At the same time as MOOC advocates celebrate global access, they write off the notoriously low retention rates for completion, saying it is impossible to determine whether an enrollee seeks to finish a course. Ignoring such data means the sample size for review and iterative design comes from the roaming autodidacts, creating a system serving those who already do well, while stressing the intention is to reach those who do not.
Whether the MOOC is dead or not is inconsequential; the learning phenomenon catalysed by the founders of Udacity and Coursera has not been shown to better affect the learners it has identified, despite significant financial and labour investment. Despite the earnestness of most MOOC professors, the efforts of development, implementation and assessment have not been shown to be worth their time. This should be unacceptable for higher education, and the promise that stems from the Enlightenment through to today.
The solution may start with research back into the histories of distance education as well as audiovisual materials. Professor Emeritus of Distance Education, Terry Anderson, posited a theorem in 2003 regarding the quality of distance education: if a student has one superior interaction inside of a course triumvirate (student-student, student-teacher, student-content), the importance of the other two interactions can be reduced, or potentially eliminated, without harming the learning experience. The earliest MOOCs, those existing before Udacity, trafficked in the student-teacher and student-student interactions, while the post-Udacity MOOCs have been heavily focused on student-content. In order to make good use of the energy and goodwill that has come to education through MOOC hype, the student-content interaction must be of a superior quality.

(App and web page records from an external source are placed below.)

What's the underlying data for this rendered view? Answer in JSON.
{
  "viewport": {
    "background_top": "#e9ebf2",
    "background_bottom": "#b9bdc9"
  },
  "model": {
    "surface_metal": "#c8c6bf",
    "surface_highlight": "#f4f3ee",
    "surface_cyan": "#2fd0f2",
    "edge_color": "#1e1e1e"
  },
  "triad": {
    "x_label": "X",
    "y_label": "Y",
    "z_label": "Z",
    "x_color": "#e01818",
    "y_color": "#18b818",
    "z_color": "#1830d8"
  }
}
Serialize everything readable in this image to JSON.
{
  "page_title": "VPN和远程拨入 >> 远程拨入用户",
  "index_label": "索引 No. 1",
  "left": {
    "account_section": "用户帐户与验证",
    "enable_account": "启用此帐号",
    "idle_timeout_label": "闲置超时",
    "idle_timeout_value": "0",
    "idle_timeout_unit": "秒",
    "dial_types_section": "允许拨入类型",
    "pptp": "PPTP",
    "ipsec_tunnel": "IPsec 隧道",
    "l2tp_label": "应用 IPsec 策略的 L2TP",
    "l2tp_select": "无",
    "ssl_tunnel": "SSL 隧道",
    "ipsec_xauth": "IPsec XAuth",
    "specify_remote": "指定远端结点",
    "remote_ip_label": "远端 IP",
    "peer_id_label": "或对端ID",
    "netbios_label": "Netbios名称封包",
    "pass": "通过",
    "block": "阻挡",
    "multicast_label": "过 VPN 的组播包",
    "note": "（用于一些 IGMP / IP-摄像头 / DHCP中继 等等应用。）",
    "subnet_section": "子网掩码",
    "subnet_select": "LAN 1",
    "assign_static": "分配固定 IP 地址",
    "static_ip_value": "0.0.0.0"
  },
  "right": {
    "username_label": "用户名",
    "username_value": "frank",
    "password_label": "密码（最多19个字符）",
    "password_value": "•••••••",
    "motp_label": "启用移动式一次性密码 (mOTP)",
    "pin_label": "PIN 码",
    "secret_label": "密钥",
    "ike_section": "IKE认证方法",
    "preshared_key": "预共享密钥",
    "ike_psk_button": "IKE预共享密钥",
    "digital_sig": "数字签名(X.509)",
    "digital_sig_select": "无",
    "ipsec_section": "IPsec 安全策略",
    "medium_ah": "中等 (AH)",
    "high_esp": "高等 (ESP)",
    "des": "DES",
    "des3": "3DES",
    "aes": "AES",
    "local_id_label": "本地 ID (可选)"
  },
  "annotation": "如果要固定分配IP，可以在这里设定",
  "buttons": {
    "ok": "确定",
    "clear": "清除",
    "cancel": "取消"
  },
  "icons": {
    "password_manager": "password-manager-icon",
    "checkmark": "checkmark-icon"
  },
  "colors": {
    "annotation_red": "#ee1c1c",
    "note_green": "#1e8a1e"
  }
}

Creating such MOOCs will not be easy, as they will require platforms for learning that are interested not in correlating clicks and time in platform with evidence of learning, but instead cause epiphany moments for learners across the globe, here defining a learner as someone who does not yet know that which s/he loves. Here is where the rich history of educational film needs to be a staple of contemporary course design, from the importance of a proper production team, to the nuances of camera capture and image juxtaposition in editing. In 2017, the educational film needs to be more than a PowerPoint show. If we work across our campuses and across our domains to develop, we could colonise something new.